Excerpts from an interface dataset
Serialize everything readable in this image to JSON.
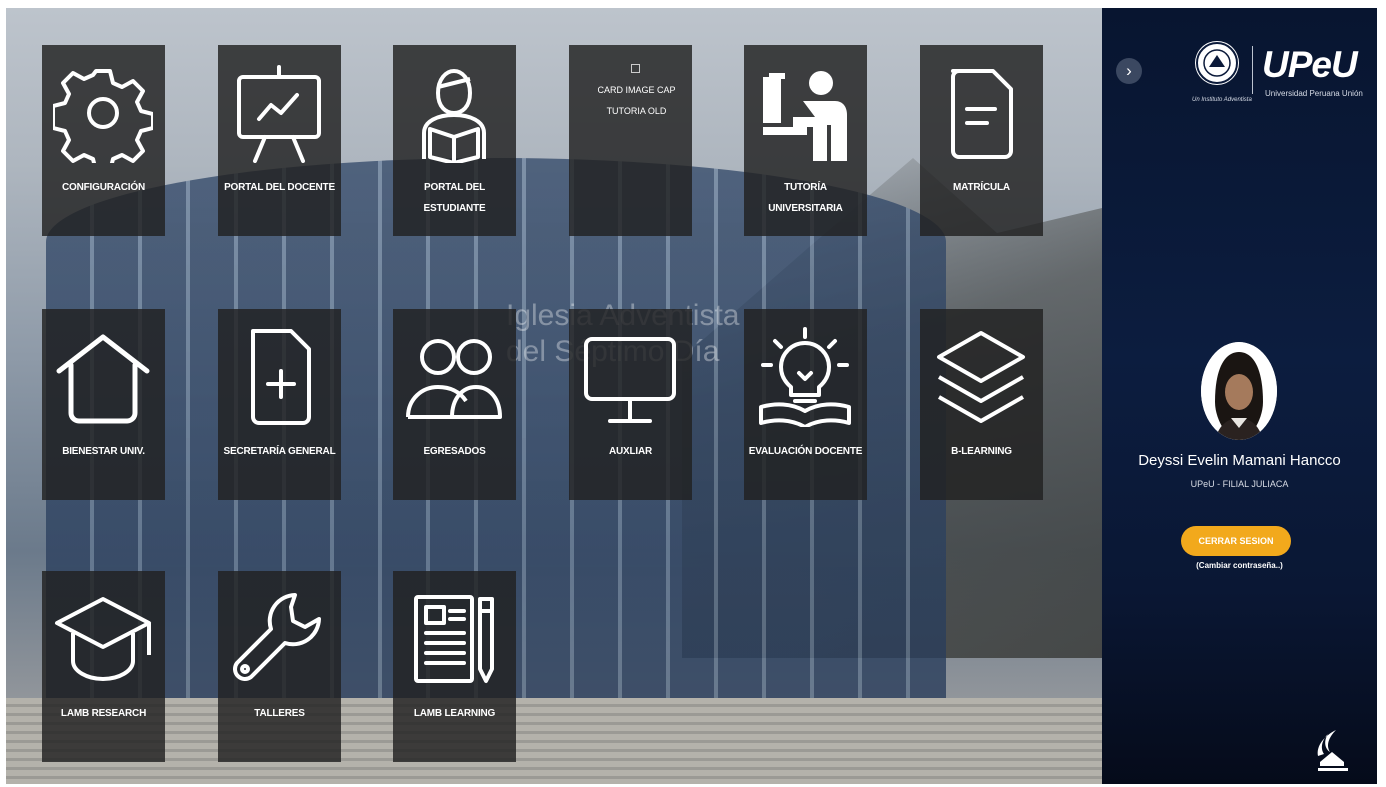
{
  "tiles": [
    {
      "label": "CONFIGURACIÓN",
      "icon": "gear-icon"
    },
    {
      "label": "PORTAL DEL DOCENTE",
      "icon": "presentation-board-icon"
    },
    {
      "label": "PORTAL DEL ESTUDIANTE",
      "icon": "student-reading-icon"
    },
    {
      "label": "TUTORIA OLD",
      "broken_image_alt": "CARD IMAGE CAP"
    },
    {
      "label": "TUTORÍA UNIVERSITARIA",
      "icon": "teacher-icon"
    },
    {
      "label": "MATRÍCULA",
      "icon": "document-icon"
    },
    {
      "label": "BIENESTAR UNIV.",
      "icon": "house-icon"
    },
    {
      "label": "SECRETARÍA GENERAL",
      "icon": "file-add-icon"
    },
    {
      "label": "EGRESADOS",
      "icon": "people-icon"
    },
    {
      "label": "AUXLIAR",
      "icon": "monitor-icon"
    },
    {
      "label": "EVALUACIÓN DOCENTE",
      "icon": "lightbulb-book-icon"
    },
    {
      "label": "B-LEARNING",
      "icon": "layers-icon"
    },
    {
      "label": "LAMB RESEARCH",
      "icon": "graduation-cap-icon"
    },
    {
      "label": "TALLERES",
      "icon": "wrench-icon"
    },
    {
      "label": "LAMB LEARNING",
      "icon": "notepad-pen-icon"
    }
  ],
  "background_text": [
    "Iglesia Adventista",
    "del Séptimo Día"
  ],
  "panel": {
    "toggle_glyph": "›",
    "logo_text": "UPeU",
    "logo_subtitle": "Universidad Peruana Unión",
    "logo_motto": "Un Instituto Adventista",
    "user_name": "Deyssi Evelin Mamani Hancco",
    "user_org": "UPeU - FILIAL JULIACA",
    "logout_label": "CERRAR SESION",
    "change_password_label": "(Cambiar contraseña..)"
  },
  "colors": {
    "tile_bg": "#212121",
    "panel_bg": "#0b1a3a",
    "logout_button": "#f2a91c"
  }
}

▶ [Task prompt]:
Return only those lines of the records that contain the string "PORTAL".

▶ [Reply to the exercise]:
      "label": "PORTAL DEL DOCENTE",
      "label": "PORTAL DEL ESTUDIANTE",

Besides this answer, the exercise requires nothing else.